▸ Extracted data
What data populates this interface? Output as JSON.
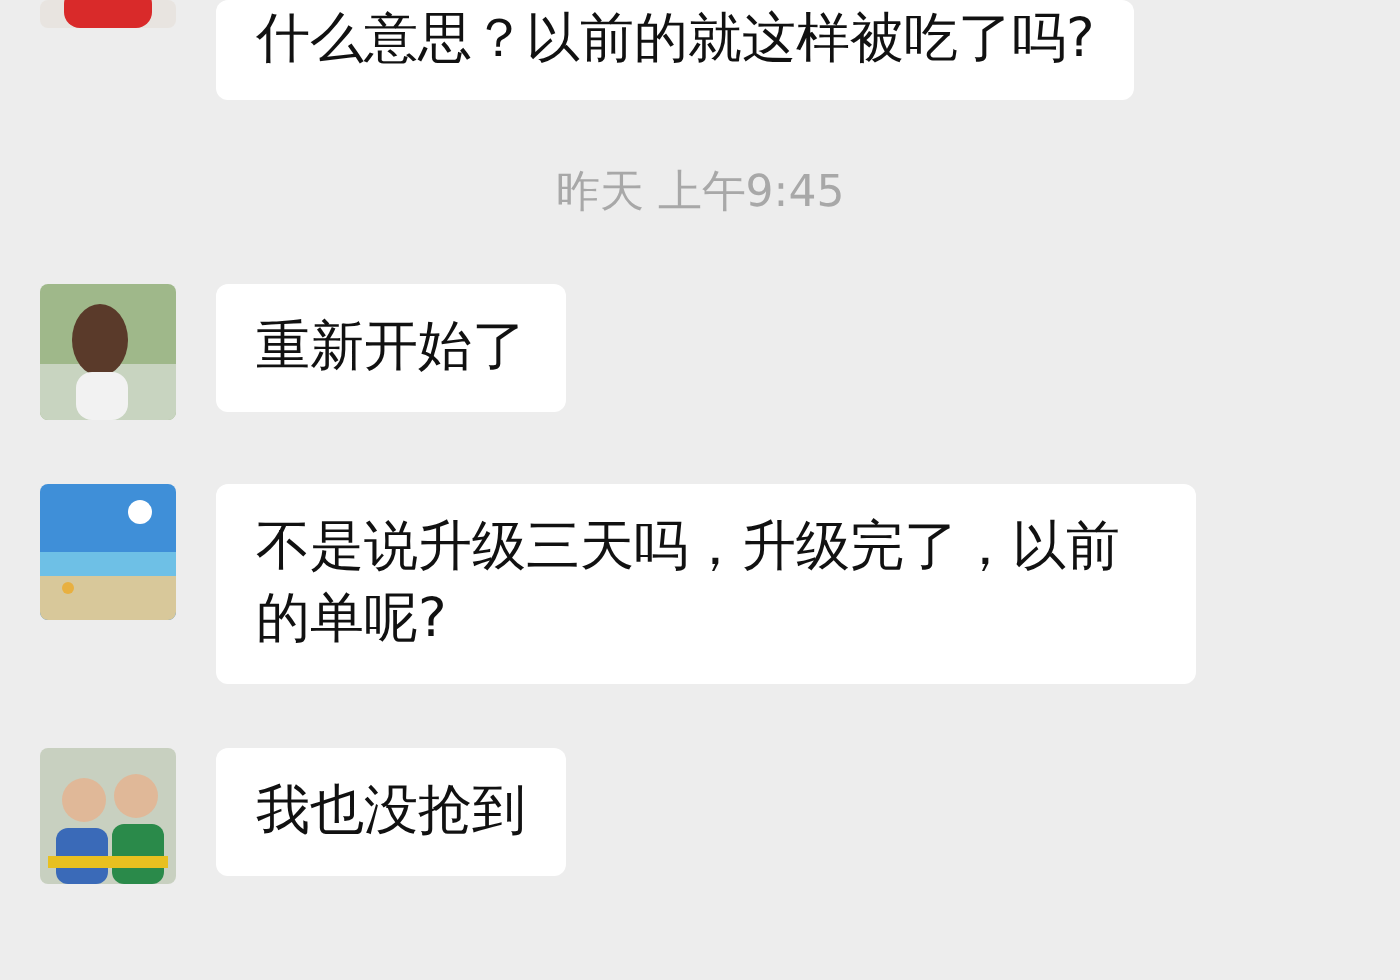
{
  "chat": [
    {
      "kind": "message",
      "text": "什么意思？以前的就这样被吃了吗?"
    },
    {
      "kind": "time",
      "text": "昨天 上午9:45"
    },
    {
      "kind": "message",
      "text": "重新开始了"
    },
    {
      "kind": "message",
      "text": "不是说升级三天吗，升级完了，以前的单呢?"
    },
    {
      "kind": "message",
      "text": "我也没抢到"
    }
  ]
}
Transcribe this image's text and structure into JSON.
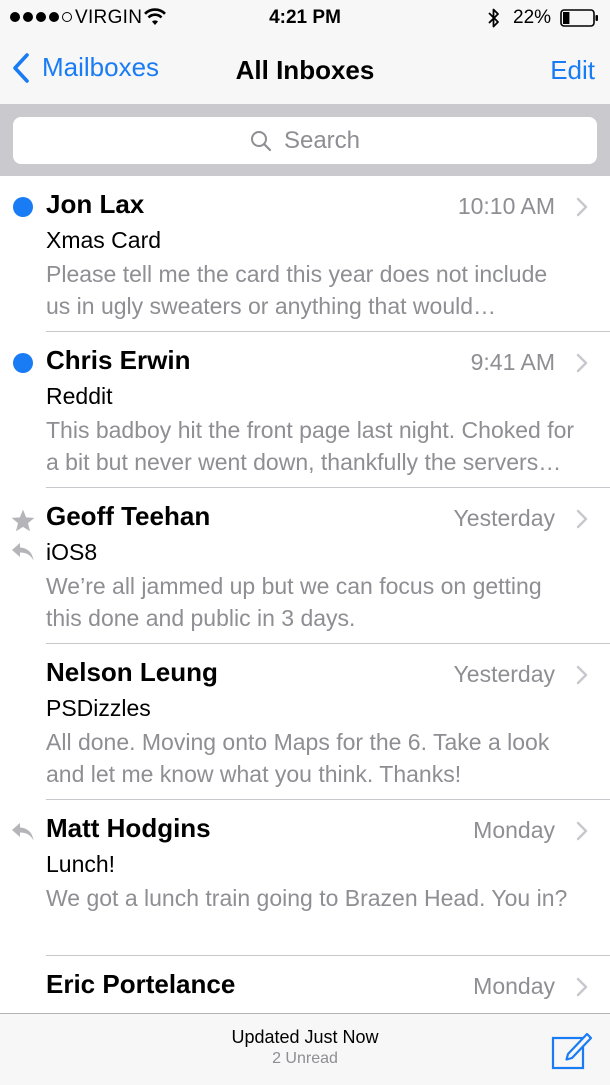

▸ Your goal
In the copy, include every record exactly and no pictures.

▸ Problem solution
What data populates this interface? Output as JSON.
{
  "chat": [
    {
      "kind": "message",
      "text": "什么意思？以前的就这样被吃了吗?"
    },
    {
      "kind": "time",
      "text": "昨天 上午9:45"
    },
    {
      "kind": "message",
      "text": "重新开始了"
    },
    {
      "kind": "message",
      "text": "不是说升级三天吗，升级完了，以前的单呢?"
    },
    {
      "kind": "message",
      "text": "我也没抢到"
    }
  ]
}
Transcribe this image's text and structure into JSON.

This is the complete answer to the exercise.